Problem details
Each line of the data must be given back verbatim, with pictures removed.

(Dataset rows describing interfaces)
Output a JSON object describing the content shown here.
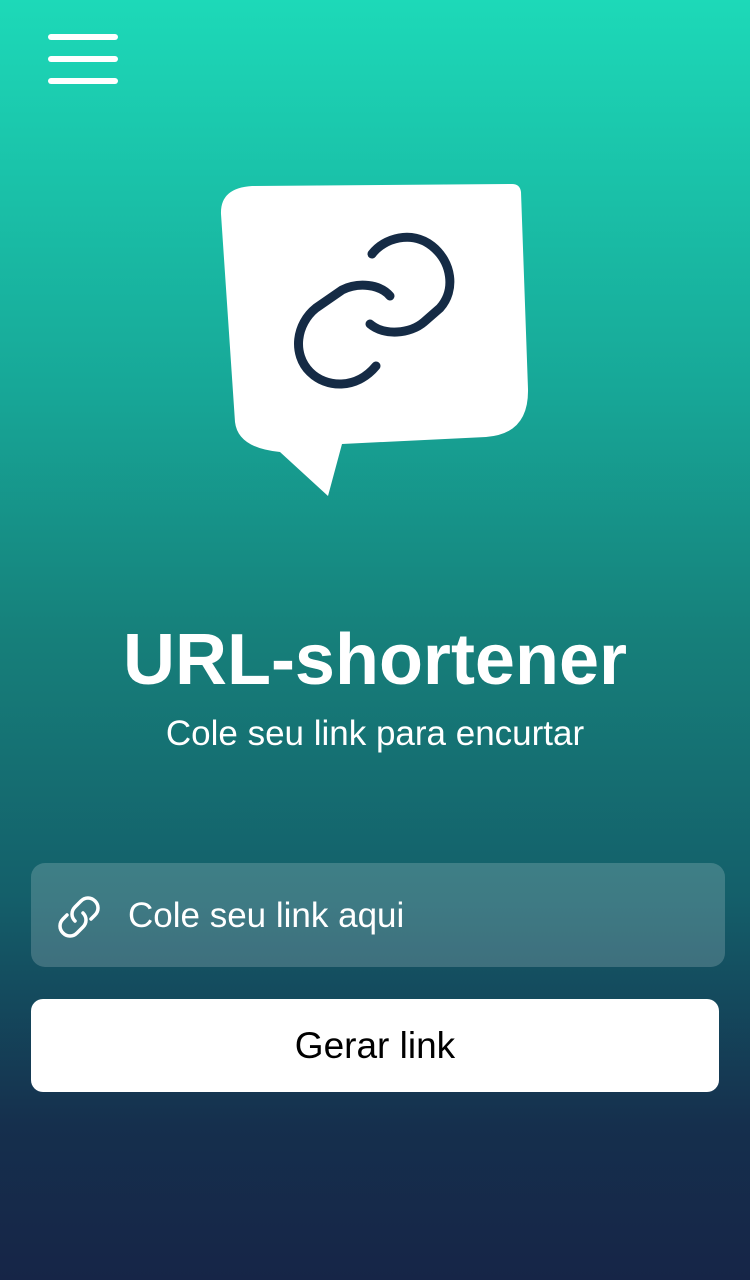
{
  "header": {
    "menu_icon": "menu-icon"
  },
  "logo": {
    "icon": "link-chat-bubble-icon",
    "bubble_color": "#ffffff",
    "link_color": "#152b45"
  },
  "main": {
    "title": "URL-shortener",
    "subtitle": "Cole seu link para encurtar"
  },
  "form": {
    "input_icon": "link-icon",
    "input_placeholder": "Cole seu link aqui",
    "input_value": "",
    "button_label": "Gerar link"
  },
  "colors": {
    "gradient_top": "#1dd9b8",
    "gradient_bottom": "#162547",
    "button_background": "#ffffff",
    "text": "#ffffff"
  }
}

Written reply
Output a JSON object describing the content shown here.
{
  "header": {
    "menu_icon": "menu-icon"
  },
  "logo": {
    "icon": "link-chat-bubble-icon",
    "bubble_color": "#ffffff",
    "link_color": "#152b45"
  },
  "main": {
    "title": "URL-shortener",
    "subtitle": "Cole seu link para encurtar"
  },
  "form": {
    "input_icon": "link-icon",
    "input_placeholder": "Cole seu link aqui",
    "input_value": "",
    "button_label": "Gerar link"
  },
  "colors": {
    "gradient_top": "#1dd9b8",
    "gradient_bottom": "#162547",
    "button_background": "#ffffff",
    "text": "#ffffff"
  }
}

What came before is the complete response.